▶ **Exercise requirements**: Looking at the entries below, state how many lines contain the word "ИСТОРИЯ". Give the number alone.

▶ **Given information**:
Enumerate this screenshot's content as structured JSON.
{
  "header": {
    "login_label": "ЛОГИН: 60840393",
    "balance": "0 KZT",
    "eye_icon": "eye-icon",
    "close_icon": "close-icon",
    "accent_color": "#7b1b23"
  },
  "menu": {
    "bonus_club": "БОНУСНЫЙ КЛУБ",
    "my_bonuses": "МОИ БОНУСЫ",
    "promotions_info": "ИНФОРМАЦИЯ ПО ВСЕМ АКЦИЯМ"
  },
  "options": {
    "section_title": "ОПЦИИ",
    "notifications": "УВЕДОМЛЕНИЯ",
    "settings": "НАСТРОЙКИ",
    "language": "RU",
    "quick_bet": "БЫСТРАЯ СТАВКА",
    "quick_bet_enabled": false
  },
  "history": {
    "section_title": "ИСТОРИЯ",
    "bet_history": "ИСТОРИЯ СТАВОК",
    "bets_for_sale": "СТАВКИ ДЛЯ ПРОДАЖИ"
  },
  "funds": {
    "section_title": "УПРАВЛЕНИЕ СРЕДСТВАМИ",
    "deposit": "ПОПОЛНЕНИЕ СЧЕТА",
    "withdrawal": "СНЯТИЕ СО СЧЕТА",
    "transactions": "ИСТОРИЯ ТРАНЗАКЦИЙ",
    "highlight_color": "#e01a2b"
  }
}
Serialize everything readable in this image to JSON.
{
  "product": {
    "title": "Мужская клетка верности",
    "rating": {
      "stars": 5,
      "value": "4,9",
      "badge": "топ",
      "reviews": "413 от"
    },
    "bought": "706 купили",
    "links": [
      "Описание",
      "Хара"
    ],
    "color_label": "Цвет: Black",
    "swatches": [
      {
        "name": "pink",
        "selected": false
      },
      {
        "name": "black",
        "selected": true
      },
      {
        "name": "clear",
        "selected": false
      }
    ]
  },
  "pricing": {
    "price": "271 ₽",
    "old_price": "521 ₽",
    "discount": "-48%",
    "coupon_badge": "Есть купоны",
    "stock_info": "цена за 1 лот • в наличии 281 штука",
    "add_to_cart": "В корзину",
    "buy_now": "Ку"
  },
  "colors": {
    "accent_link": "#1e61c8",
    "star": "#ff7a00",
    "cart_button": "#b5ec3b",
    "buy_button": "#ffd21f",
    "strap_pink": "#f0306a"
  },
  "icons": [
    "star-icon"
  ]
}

▶ **Result of the task**: 3